**SOURCE MATERIAL:**
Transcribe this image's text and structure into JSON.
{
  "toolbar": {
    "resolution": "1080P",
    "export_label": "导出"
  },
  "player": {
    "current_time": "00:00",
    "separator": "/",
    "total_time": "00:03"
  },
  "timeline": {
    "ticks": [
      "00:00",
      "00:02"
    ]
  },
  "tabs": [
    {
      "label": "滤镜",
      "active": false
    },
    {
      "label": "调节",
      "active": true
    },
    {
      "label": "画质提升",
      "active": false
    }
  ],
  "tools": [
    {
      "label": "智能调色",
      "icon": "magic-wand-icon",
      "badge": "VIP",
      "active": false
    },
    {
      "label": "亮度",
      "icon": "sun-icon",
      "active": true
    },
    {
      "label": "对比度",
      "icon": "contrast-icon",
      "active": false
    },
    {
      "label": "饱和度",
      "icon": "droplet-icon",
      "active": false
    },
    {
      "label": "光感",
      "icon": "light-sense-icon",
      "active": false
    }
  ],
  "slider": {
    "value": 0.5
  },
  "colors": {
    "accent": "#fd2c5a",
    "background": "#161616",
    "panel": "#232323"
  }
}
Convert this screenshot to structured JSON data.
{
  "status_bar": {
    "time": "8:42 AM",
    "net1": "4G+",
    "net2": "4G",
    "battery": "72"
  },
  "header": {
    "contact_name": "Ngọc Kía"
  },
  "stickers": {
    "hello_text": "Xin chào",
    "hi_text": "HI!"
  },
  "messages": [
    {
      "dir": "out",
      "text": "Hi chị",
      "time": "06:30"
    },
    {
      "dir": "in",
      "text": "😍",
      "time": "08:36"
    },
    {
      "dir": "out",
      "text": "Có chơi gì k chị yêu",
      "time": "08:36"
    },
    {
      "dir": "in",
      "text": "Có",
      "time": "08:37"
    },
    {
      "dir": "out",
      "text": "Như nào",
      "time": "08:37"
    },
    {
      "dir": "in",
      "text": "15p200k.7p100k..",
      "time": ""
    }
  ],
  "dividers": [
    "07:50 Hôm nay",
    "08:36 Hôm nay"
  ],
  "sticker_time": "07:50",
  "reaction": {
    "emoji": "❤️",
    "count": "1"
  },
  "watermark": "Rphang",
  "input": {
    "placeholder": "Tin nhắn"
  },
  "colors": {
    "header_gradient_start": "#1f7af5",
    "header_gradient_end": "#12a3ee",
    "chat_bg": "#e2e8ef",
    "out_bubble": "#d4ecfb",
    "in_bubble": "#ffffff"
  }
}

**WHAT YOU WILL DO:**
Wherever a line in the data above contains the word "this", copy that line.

**RESPONSE AREA:**
Transcribe this image's text and structure into JSON.
Convert this screenshot to structured JSON data.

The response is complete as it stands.